Material shown:
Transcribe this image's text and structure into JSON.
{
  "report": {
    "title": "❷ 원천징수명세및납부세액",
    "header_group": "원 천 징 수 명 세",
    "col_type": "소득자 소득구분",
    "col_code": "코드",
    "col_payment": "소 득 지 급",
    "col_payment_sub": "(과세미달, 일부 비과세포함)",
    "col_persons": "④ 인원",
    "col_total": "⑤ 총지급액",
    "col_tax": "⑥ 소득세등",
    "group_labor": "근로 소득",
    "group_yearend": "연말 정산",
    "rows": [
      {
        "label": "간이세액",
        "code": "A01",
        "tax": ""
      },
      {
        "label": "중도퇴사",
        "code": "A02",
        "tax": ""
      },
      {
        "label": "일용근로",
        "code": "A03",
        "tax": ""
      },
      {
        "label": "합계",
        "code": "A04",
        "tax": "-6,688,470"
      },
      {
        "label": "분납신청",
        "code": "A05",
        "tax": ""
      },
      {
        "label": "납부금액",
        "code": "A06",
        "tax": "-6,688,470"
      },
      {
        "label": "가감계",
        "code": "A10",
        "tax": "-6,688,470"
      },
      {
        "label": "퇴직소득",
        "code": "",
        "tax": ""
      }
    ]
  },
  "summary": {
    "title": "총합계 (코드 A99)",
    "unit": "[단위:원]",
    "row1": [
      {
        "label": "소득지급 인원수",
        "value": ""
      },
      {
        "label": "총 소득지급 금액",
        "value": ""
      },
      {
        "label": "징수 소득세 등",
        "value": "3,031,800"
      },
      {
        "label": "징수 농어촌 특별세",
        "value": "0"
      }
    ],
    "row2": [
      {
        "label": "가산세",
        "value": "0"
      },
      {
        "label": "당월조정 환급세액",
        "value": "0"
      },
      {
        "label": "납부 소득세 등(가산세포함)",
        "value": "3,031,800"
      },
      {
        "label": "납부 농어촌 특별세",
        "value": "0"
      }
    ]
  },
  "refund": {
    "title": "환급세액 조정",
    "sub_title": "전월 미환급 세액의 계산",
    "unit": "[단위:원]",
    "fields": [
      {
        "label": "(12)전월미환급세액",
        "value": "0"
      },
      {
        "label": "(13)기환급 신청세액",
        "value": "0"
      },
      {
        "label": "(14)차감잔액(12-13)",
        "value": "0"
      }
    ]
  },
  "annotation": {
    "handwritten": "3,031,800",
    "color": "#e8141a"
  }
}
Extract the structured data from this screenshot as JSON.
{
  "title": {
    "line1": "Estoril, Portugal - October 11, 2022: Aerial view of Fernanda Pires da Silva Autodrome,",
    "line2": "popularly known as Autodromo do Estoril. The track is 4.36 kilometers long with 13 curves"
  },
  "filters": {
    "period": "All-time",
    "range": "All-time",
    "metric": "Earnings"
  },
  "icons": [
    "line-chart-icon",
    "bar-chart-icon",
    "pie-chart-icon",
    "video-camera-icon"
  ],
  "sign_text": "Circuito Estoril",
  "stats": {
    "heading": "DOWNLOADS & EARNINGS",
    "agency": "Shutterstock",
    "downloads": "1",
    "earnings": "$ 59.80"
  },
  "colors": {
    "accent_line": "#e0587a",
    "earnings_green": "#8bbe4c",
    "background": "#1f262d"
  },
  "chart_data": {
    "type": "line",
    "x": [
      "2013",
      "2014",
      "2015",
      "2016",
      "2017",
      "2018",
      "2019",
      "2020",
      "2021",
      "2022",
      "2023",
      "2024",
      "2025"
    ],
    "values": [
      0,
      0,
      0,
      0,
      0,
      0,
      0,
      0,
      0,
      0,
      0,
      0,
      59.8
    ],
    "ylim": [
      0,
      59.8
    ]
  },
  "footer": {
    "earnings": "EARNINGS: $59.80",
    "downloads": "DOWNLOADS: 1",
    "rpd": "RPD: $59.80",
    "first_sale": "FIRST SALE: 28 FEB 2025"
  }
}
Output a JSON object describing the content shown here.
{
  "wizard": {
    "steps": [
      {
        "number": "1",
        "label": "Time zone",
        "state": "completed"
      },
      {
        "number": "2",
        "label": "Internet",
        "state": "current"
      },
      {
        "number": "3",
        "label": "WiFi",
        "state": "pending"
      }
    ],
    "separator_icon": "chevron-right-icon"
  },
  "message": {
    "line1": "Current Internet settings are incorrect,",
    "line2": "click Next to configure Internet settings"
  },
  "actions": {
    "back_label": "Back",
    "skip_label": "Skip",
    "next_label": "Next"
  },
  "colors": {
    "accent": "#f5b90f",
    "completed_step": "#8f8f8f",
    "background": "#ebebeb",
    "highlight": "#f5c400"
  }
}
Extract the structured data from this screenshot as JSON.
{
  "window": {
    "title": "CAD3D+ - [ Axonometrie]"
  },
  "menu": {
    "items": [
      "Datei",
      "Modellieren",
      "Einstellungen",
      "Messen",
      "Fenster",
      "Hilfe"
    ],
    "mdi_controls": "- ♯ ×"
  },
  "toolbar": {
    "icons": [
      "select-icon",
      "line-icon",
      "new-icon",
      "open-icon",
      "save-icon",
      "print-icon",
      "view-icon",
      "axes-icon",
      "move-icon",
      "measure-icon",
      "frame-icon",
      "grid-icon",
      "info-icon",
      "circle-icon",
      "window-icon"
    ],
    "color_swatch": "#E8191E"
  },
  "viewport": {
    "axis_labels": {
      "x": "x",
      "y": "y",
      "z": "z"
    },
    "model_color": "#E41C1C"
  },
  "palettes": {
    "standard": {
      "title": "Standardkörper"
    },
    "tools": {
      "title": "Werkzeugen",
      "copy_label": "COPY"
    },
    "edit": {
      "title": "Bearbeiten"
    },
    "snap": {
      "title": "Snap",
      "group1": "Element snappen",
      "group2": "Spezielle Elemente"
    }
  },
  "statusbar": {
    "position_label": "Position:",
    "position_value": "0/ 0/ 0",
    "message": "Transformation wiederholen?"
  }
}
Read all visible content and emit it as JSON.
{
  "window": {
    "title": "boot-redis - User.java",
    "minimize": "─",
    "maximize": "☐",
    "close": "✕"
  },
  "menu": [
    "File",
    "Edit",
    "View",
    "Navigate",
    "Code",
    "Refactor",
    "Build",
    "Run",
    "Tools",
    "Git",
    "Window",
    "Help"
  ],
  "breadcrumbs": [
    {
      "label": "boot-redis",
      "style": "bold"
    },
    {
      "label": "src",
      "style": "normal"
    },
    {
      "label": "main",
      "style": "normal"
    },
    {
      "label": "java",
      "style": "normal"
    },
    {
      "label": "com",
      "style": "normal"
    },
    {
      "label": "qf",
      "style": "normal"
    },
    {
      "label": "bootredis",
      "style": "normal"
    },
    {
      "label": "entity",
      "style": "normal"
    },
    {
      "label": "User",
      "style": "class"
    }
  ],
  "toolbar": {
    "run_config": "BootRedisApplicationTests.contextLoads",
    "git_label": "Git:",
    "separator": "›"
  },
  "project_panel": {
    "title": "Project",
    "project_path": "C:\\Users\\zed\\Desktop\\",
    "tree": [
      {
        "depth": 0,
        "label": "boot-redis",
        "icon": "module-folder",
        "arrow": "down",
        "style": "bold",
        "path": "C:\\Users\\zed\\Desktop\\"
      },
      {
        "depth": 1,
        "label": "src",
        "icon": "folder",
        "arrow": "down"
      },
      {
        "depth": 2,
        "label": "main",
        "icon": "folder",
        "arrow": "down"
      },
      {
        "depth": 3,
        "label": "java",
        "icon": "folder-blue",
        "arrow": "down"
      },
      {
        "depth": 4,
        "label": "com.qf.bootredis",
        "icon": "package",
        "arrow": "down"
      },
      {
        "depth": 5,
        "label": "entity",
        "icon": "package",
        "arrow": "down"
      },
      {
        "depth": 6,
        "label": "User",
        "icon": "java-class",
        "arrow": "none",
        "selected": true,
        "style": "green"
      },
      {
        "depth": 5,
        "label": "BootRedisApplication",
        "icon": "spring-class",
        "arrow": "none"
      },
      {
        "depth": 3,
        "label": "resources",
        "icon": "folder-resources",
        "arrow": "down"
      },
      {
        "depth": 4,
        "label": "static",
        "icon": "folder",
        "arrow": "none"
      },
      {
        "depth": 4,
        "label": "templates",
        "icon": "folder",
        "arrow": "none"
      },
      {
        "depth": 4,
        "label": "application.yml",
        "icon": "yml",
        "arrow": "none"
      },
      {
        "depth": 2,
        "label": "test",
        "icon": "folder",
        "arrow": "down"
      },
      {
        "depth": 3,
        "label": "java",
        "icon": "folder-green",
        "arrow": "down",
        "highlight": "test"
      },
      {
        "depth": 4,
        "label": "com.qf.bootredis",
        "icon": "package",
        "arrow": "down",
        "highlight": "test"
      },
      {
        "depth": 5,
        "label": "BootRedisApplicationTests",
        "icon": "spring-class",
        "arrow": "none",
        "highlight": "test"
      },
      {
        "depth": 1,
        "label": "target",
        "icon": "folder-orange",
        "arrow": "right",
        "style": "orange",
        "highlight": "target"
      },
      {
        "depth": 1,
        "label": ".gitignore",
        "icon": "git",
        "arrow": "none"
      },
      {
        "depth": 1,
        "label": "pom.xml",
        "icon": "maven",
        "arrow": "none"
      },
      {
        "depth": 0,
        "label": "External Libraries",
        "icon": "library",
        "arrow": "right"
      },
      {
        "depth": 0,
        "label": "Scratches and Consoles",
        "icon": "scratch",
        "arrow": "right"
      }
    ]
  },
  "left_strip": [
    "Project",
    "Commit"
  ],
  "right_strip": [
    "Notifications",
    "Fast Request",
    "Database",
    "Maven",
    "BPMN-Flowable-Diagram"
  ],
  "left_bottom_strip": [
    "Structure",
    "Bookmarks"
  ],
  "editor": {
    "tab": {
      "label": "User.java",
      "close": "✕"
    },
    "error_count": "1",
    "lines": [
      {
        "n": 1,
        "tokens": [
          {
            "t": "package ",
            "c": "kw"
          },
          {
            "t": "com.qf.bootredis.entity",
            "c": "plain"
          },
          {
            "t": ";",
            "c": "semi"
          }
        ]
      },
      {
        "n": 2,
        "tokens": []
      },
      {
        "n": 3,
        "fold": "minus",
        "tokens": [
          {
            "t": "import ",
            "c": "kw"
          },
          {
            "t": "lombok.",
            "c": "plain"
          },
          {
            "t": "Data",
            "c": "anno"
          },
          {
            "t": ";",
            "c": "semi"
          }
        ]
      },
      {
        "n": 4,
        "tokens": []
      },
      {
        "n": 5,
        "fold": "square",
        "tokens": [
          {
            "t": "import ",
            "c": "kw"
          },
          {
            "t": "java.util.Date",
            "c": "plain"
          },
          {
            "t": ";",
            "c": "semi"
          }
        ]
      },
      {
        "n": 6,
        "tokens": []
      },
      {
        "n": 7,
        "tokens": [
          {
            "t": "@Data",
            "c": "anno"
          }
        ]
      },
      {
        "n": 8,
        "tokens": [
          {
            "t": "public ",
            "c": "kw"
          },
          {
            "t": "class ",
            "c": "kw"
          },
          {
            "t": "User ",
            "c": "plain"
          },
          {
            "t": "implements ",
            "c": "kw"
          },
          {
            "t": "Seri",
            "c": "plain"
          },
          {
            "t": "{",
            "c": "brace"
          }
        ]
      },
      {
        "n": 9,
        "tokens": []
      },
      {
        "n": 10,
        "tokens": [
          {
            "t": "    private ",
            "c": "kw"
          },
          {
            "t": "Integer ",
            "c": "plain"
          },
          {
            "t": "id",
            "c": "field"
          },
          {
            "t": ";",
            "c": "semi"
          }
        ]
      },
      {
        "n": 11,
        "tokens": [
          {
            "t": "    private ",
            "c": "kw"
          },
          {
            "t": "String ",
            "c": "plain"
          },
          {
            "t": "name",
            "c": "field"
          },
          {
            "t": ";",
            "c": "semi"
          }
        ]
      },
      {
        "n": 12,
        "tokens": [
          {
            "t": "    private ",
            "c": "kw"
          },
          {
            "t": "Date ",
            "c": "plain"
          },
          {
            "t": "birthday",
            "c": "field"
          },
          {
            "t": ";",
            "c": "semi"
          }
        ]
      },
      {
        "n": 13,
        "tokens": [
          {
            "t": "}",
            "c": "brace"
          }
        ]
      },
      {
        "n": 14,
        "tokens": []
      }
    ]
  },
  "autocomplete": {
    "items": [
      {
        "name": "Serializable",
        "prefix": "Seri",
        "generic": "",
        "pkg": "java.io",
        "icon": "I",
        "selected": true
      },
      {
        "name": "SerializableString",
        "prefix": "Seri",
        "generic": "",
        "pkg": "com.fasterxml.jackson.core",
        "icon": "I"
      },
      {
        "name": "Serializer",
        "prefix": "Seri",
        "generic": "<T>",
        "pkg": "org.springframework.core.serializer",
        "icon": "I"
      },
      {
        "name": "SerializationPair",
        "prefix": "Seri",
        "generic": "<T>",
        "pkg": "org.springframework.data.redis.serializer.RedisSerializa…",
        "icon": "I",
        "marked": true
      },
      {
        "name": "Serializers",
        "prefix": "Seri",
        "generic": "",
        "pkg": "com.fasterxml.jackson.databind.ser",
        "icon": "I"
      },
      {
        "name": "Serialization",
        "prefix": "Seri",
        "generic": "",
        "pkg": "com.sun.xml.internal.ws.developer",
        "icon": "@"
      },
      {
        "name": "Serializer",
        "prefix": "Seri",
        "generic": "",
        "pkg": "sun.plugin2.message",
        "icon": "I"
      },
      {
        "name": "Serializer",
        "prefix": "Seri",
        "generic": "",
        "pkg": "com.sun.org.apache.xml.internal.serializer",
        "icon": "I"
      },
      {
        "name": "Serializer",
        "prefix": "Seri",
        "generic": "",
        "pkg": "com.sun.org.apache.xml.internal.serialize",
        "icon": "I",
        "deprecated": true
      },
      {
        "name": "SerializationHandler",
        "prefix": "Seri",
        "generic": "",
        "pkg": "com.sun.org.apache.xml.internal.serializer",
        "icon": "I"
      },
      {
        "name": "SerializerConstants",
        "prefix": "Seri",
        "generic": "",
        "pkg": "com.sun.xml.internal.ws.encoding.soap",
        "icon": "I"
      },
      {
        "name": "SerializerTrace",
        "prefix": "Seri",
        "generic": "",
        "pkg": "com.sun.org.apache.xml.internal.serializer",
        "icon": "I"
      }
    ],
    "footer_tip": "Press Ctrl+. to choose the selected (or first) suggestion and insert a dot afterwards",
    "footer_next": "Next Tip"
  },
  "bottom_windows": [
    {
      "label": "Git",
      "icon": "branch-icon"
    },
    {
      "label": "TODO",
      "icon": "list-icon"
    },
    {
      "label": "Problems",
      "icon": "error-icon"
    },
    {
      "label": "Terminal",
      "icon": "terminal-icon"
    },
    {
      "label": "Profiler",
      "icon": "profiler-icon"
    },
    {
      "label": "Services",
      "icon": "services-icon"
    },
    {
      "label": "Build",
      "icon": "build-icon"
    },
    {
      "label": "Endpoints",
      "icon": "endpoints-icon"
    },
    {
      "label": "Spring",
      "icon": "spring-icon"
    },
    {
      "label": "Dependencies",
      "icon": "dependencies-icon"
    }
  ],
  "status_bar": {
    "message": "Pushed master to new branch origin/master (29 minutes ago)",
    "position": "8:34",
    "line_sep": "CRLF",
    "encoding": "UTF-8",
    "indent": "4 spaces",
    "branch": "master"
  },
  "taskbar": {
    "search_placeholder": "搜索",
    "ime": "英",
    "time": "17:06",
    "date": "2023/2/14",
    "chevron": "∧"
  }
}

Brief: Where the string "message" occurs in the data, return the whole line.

Result of this task:
  "message": {
    "message": "Transformation wiederholen?"
        "pkg": "sun.plugin2.message",
    "message": "Pushed master to new branch origin/master (29 minutes ago)",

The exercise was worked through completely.